NEW DELHI (Reuters) - Jet Airways (JET.NS), the country's No.2 carrier by domestic market share, said on Monday it did not expect a big fall in revenue due to a recent rating downgrade of India's aviation safety by the United States.
Jet, which sold a 24 percent stake to Abu Dhabi's Etihad last year, is replanning its U.S. strategy after the downgrade, a senior company executive told analysts on a conference call. The airline posted a $43 million net loss for the December-quarter on Friday, its fourth straight quarterly loss.
The U.S. Federal Aviation Administration downgraded India's safety rating to Category 2 on January 31, meaning Jet and state-run Air India, the only two Indian carriers flying to the United States, cannot increase flights.
United Airlines (UAL.N), which had a code-share pact with Jet, said it was suspending placing its code on Jet flights effective February 1, following the downgrade. Jet currently operates seven flights a week to the United States.
"However, there is no restriction on Jet Airways placing its code on any U.S. carrier's flight, including United. So, we do not expect a big reduction in revenue because of this downgrade," Raj Sivakumar, senior vice-president of alliances and planning at Jet, said on the conference call.
"We are in the midst of replanning our strategy of offering consumers viable options into the United States over the coming days and weeks," Sivakumar said, without elaborating.

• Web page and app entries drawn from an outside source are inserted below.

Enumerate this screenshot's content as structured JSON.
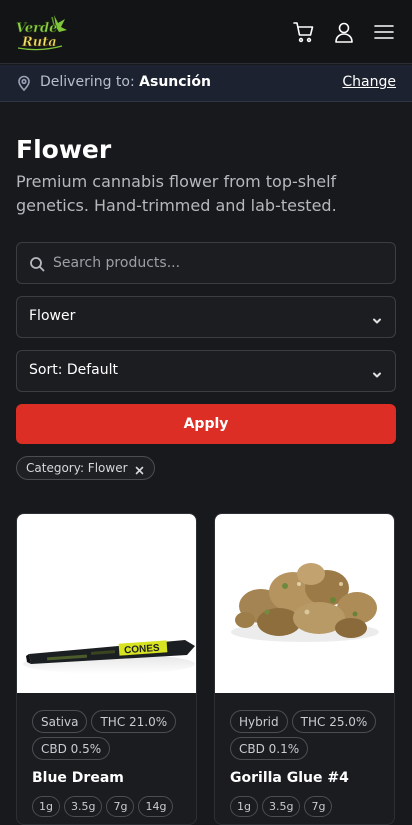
{
  "header": {
    "logo_text": "Verde Ruta",
    "cart_icon": "cart-icon",
    "account_icon": "user-icon",
    "menu_icon": "hamburger-menu-icon"
  },
  "delivery": {
    "prefix": "Delivering to:",
    "city": "Asunción",
    "change_label": "Change"
  },
  "page": {
    "title": "Flower",
    "description": "Premium cannabis flower from top-shelf genetics. Hand-trimmed and lab-tested."
  },
  "filters": {
    "search_placeholder": "Search products...",
    "category_selected": "Flower",
    "sort_selected": "Sort: Default",
    "apply_label": "Apply",
    "active_chip": "Category: Flower"
  },
  "products": [
    {
      "name": "Blue Dream",
      "type": "Sativa",
      "thc": "THC 21.0%",
      "cbd": "CBD 0.5%",
      "weights": [
        "1g",
        "3.5g",
        "7g",
        "14g"
      ],
      "image_label": "CONES"
    },
    {
      "name": "Gorilla Glue #4",
      "type": "Hybrid",
      "thc": "THC 25.0%",
      "cbd": "CBD 0.1%",
      "weights": [
        "1g",
        "3.5g",
        "7g"
      ]
    }
  ],
  "colors": {
    "accent": "#dc2e24",
    "background": "#17191c",
    "logo_green": "#7fc63a"
  }
}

He was replying to a question on whether Jet would use Etihad's network to add more flights to the United States.
Reporting by Devidutta Tripathy; Editing by Prateek Chatterjee